The World Affairs Council Book Club will discuss How the South Won the Civil War: Oligarchy, Democracy, and the Continuing Fight for the Soul of America by Heather Cox Richardson
May 2022 Selection:
While the North prevailed in the Civil War, ending slavery and giving the country a new birth of freedom, Heather Cox Richardson argues in this provocative work that democracy's blood-soaked victory was ephemeral. The system that had sustained the defeated South moved westward and there established a foothold. It was a natural fit. Settlers from the East had for decades been pushing into the West, where the seizure of Mexican lands at the end of the Mexican-American War and treatment of Native Americans cemented racial hierarchies. The South and West equally depended on extractive industries-cotton in the former and mining, cattle, and oil in the latter-giving rise a new birth of white male oligarchy, despite the guarantees provided by the 13th, 14th, and 15th Amendments, and the economic opportunities afforded by expansion.

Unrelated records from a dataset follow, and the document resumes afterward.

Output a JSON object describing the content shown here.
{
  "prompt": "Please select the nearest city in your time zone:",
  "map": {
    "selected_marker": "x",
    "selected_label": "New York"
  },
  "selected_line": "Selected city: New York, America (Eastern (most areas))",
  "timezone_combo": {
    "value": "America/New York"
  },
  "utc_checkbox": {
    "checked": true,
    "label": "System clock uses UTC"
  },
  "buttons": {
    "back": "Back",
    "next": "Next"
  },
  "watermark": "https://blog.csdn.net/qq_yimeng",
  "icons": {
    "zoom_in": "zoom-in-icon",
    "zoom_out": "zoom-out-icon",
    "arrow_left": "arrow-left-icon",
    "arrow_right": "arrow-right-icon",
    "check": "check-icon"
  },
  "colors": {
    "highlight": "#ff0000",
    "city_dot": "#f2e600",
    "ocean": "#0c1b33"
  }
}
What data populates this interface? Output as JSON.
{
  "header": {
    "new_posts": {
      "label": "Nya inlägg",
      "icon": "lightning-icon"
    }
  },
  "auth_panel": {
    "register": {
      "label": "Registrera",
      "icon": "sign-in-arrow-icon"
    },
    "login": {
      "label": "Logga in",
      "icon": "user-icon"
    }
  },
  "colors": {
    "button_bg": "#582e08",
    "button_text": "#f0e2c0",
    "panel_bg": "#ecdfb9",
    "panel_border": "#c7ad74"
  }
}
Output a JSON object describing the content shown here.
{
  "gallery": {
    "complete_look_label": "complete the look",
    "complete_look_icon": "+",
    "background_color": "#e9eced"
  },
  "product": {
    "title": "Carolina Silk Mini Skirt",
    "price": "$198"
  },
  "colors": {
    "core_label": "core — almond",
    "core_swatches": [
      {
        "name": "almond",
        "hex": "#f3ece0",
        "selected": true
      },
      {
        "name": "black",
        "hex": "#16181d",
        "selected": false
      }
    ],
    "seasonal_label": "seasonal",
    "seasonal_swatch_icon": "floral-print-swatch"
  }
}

In the village of al-Awafi in Oman, we encounter three sisters: Mayya, who marries after a heartbreak; Asma, who marries from a sense of duty; and Khawla, who chooses to refuse all offers and await a reunion with the man she loves, who has emigrated to Canada.
These three women and their families, their losses and loves, unspool beautifully against a backdrop of a rapidly changing Oman, a country evolving from a traditional, slave-owning society into its complex present. Through the sisters, we glimpse a society in all its degrees, from the very poorest of the local slave families to those making money through the advent of new wealth.
The first novel originally written in Arabic to ever win the Man Booker International Prize, and the first book by a female Omani author to be translated into English, Celestial Bodies marks the arrival in the United States of a major international writer.